Early American Criminals: Owen Syllavan’s Bunker

After one week, hunger finally drove Owen Syllavan out of his hiding place in the Connecticut woods and forced him to seek refuge with an acquaintance. Syllavan cut open a plank in the floor of his friend’s house, dug a large cavity that went under the hearth of the fireplace, and rigged a vent so […]

The American Malefactor’s Dictionary: bowsprit

bowsprit – a nose. bowsprit in parentheses – a pulled nose. From the nose being the front-most part of the face, as the bowsprit is of a ship. Sources Barrère, Albert and Charles G. Leland. A Dictionary of Slang, Jargon, and Cant. [London]: The Ballantyne Press, 1889. Grose, Francis and Egan Pierce. Grose’s Classical Dictionary […]

Crime and Prison Songs: “Prisoner’s Song”

In 1924, Vernon Dalhart, a classically trained light opera singer, had some success recording a song, “The Wreck On The Southern Old 97,” for the Edison Company, but believed that he could get wider distribution if he recorded it with Victor.
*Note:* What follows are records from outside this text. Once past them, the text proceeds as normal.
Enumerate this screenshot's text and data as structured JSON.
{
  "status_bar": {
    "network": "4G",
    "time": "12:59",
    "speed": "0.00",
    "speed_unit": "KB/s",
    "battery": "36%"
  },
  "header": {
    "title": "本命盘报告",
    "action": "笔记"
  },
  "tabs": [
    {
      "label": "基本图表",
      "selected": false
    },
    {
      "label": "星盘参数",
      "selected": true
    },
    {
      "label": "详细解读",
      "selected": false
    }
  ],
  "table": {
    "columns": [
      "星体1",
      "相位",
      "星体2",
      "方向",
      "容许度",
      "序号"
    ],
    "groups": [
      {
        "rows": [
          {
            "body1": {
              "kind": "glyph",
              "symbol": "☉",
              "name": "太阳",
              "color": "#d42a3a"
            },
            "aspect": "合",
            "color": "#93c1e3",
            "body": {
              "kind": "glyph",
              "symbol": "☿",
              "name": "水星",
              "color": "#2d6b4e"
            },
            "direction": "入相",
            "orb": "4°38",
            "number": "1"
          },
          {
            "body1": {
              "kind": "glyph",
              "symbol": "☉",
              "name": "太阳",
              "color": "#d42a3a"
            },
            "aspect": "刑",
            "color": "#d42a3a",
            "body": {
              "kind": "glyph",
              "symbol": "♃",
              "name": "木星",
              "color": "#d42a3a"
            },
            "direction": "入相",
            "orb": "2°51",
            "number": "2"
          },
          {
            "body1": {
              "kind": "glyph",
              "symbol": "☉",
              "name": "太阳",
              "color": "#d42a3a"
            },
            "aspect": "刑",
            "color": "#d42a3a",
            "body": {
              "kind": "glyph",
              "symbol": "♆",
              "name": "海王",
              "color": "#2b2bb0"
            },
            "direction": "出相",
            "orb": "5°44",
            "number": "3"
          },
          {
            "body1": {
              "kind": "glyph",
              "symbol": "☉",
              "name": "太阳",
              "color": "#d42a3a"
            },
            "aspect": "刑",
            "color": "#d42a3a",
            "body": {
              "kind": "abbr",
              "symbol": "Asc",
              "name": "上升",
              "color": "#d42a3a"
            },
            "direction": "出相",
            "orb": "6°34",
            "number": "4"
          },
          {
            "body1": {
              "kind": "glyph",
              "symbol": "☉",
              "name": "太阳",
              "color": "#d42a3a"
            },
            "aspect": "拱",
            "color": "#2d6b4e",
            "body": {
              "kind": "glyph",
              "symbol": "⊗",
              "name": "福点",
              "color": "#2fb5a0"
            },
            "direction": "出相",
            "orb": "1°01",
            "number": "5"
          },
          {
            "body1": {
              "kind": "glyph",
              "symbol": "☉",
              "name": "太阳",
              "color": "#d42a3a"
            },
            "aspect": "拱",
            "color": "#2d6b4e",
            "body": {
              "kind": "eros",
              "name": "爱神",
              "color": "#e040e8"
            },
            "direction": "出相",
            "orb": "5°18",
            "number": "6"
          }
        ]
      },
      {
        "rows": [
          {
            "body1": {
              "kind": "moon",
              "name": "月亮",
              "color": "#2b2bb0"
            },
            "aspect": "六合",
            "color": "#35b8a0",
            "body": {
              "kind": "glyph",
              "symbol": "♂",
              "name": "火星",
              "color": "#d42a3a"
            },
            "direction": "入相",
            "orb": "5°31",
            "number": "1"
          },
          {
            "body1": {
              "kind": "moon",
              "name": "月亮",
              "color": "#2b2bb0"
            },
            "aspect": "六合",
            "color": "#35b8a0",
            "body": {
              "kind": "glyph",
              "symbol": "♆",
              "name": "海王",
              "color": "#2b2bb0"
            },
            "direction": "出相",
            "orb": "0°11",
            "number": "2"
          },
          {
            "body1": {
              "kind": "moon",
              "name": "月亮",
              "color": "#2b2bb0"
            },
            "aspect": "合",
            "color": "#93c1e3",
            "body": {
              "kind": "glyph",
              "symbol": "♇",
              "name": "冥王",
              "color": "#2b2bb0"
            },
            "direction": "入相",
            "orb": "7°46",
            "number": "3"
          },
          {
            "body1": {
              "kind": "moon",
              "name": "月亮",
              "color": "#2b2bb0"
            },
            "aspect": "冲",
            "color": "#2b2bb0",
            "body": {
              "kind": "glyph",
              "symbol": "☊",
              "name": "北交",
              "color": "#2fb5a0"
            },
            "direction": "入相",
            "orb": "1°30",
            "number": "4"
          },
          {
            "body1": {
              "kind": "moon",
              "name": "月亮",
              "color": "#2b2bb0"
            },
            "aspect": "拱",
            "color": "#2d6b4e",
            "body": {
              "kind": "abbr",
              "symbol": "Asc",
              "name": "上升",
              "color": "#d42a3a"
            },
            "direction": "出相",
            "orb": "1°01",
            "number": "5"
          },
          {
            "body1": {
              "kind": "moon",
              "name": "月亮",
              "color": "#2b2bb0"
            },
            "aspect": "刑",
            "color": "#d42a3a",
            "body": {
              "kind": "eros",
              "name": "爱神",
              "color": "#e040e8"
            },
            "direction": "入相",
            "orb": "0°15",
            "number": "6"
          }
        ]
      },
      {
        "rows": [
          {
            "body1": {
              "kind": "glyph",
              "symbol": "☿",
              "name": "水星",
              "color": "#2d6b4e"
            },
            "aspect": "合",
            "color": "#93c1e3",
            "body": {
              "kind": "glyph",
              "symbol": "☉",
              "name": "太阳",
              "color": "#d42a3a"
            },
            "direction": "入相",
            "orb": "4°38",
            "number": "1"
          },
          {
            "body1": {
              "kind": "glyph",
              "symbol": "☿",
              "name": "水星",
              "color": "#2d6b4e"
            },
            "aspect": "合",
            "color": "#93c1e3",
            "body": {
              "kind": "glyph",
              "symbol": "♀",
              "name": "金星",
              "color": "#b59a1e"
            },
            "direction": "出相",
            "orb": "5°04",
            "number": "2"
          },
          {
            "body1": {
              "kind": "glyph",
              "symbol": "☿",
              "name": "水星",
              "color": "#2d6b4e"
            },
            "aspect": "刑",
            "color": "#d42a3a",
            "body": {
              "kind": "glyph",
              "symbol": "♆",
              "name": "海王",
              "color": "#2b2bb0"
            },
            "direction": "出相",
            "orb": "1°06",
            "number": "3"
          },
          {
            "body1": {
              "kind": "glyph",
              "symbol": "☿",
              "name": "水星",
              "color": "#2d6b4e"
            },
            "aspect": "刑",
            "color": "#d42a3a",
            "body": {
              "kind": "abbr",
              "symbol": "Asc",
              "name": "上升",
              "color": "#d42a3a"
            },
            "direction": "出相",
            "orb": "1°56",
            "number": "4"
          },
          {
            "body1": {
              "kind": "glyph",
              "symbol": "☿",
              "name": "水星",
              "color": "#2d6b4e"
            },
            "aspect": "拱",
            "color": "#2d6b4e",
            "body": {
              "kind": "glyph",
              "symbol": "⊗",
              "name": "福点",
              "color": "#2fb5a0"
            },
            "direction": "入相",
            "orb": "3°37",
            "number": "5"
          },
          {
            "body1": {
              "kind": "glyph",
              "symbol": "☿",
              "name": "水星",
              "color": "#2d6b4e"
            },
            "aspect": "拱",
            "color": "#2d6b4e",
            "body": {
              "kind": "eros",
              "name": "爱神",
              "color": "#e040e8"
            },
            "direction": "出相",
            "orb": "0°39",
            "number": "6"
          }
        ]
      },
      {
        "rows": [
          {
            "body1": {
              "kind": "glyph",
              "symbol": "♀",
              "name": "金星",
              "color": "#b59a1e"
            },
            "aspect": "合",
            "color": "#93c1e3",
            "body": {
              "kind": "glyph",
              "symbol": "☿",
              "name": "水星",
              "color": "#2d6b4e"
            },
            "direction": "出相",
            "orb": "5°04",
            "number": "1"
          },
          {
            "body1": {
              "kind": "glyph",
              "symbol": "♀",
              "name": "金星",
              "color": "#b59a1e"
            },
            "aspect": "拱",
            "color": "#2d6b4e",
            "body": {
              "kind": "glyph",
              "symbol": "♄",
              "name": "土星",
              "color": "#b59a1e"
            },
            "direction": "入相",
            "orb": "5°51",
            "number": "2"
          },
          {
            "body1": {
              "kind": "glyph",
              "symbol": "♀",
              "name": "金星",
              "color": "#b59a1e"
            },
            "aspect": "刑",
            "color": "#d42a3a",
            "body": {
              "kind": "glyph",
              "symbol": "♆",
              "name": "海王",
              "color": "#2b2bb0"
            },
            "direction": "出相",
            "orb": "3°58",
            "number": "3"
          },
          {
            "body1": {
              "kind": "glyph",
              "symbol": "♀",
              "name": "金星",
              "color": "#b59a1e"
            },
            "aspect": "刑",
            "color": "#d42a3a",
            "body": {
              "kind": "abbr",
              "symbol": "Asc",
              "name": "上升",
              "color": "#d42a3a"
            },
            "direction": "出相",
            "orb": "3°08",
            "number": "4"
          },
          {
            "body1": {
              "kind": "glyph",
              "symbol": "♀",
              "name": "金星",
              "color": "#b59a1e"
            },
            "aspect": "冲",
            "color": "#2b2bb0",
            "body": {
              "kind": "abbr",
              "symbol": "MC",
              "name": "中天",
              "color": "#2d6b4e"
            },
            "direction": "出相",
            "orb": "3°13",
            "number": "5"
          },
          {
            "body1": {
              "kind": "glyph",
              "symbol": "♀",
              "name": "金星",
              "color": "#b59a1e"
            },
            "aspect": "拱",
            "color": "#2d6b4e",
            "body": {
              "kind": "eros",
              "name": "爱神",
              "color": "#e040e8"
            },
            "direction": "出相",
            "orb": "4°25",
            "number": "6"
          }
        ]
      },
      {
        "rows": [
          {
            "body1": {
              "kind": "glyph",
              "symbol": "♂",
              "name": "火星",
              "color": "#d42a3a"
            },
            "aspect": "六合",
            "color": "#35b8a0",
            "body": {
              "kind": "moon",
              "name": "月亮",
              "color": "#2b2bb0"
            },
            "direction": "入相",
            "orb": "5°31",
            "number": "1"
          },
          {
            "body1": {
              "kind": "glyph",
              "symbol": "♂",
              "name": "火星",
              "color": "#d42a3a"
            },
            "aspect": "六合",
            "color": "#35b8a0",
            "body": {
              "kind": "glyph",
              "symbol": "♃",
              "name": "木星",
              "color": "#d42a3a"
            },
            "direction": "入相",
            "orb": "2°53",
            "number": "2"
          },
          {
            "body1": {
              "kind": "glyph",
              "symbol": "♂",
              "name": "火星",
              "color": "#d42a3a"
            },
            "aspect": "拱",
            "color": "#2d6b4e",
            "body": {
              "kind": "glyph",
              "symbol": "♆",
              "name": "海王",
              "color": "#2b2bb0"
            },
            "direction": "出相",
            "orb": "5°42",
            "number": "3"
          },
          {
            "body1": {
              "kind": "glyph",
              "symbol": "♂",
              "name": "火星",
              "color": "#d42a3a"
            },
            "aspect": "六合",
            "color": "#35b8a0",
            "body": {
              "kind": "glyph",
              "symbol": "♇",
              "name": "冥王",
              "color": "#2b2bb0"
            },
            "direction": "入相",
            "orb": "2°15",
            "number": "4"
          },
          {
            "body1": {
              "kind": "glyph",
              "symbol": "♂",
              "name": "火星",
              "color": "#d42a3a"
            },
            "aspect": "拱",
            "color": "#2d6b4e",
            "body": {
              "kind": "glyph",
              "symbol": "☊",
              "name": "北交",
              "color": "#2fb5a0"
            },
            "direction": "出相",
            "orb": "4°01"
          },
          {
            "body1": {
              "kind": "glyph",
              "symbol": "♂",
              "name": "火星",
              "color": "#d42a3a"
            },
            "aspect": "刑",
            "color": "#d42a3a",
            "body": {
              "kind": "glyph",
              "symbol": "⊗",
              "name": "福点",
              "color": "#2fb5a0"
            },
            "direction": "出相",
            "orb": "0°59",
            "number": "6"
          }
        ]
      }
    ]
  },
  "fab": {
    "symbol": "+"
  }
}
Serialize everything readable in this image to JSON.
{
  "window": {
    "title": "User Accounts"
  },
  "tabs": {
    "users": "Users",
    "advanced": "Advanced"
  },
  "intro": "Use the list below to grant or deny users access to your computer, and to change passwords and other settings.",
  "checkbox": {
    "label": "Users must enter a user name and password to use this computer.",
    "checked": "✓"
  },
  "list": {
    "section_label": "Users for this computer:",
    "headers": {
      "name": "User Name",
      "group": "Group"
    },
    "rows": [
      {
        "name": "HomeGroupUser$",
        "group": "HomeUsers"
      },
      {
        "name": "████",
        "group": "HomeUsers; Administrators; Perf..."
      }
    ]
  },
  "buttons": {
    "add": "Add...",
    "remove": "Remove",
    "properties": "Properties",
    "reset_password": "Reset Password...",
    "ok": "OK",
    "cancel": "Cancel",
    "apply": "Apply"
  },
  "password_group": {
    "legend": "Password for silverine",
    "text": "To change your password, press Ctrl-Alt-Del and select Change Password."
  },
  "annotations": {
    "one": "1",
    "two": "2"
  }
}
The recording executives at Victor agreed, but they needed a song for the […]